Here's some unexpected news: OZY reports that Bulgaria -- the poorest country in Europe -- has the highest number of women in tech in the EU. Women make up 26.5% of information and communication technology (ICT) workers in Bulgaria, and this number has actually gone down from an all-time high recently. It's still nearly 10% higher than the EU's average of 17.2%. So what gives? "If you look back in history, first during the communist times, there were no separations between men and women, and everyone had to work," says Anna Radulovski, a 26-year-old Bulgarian entrepreneur and founder and CEO of Coding Girls, OZY explains. Another veteran of the industry said, "In Bulgaria there are many female role models that are encouraging the next generation of women to choose careers in the computer industries -- in a way, the prejudices that exist in the majority of countries are less in Bulgaria." (See WiC Panel: Societal Pressure Drives Diversity & Inclusion.)
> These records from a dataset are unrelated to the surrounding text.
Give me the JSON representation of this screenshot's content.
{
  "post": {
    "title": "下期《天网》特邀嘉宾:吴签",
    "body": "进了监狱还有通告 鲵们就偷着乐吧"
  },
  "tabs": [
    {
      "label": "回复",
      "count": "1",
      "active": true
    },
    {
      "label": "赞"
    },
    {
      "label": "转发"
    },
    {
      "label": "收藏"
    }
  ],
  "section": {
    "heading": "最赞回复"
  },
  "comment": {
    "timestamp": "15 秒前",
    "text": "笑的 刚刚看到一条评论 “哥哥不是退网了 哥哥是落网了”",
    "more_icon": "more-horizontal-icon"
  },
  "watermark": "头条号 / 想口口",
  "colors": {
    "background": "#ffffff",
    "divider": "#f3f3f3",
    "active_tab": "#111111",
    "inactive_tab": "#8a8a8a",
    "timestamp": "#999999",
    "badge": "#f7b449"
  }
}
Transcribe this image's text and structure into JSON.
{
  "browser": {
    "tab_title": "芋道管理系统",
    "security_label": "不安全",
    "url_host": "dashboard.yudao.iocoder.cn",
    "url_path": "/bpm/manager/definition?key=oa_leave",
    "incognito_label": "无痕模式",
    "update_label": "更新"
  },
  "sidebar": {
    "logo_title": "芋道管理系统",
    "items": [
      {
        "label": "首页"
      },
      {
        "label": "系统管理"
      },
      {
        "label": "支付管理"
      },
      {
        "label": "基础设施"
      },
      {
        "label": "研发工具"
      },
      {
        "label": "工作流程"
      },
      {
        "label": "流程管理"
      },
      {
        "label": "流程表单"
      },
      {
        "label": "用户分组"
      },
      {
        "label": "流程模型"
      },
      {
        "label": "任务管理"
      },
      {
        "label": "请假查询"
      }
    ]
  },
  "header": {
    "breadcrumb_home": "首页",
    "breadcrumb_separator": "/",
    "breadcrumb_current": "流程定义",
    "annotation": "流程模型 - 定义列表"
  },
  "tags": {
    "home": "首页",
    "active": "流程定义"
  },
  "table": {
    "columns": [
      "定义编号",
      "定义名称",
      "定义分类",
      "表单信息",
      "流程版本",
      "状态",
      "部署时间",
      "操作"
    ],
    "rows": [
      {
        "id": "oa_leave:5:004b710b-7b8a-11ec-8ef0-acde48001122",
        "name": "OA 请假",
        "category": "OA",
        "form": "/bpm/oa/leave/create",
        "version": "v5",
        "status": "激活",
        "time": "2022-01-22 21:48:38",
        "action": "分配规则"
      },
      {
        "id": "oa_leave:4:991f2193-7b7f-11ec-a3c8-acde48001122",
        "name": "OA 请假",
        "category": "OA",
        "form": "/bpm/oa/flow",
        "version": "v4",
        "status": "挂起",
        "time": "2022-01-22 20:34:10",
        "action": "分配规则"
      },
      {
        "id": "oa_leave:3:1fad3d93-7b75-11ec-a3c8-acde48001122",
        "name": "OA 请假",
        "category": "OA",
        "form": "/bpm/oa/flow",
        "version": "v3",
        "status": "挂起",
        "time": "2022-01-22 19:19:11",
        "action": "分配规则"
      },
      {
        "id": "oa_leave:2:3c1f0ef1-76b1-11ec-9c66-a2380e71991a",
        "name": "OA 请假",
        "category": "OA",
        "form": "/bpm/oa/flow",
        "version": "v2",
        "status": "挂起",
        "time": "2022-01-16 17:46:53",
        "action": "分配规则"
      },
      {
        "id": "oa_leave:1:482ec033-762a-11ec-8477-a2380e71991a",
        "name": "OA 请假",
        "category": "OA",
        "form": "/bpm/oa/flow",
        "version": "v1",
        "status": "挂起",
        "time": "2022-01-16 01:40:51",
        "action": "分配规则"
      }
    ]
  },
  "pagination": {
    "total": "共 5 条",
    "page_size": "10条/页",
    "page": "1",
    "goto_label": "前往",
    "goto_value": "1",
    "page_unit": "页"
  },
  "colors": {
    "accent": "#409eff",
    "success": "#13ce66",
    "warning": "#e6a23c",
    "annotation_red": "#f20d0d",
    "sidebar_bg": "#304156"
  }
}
Girls Who Code and Lyft have paired up to raise money. The ride-sharing company has been receiving donations for the non-profit via rider donations, which have resulted in raising $1 million in the past year. TechCrunch explains that other charities have also benefited from the donations, which are raised by rounding up rides to the nearest dollar. "We couldn't be more excited to be celebrating the $1 million milestone with our friends at Lyft," Girls Who Code founder and CEO Reshma Saujani said in a statement. "And the moment is made even more special knowing that this was made possible by the riders themselves." (See WiCipedia: Big Names Band Together & #NoWomanEver .)
This week in our WiC roundup: Coding school teaches kids to help others with tech; '90s TV reigns supreme even in the everything-automated age; computer science programs may have more accountability soon; and more.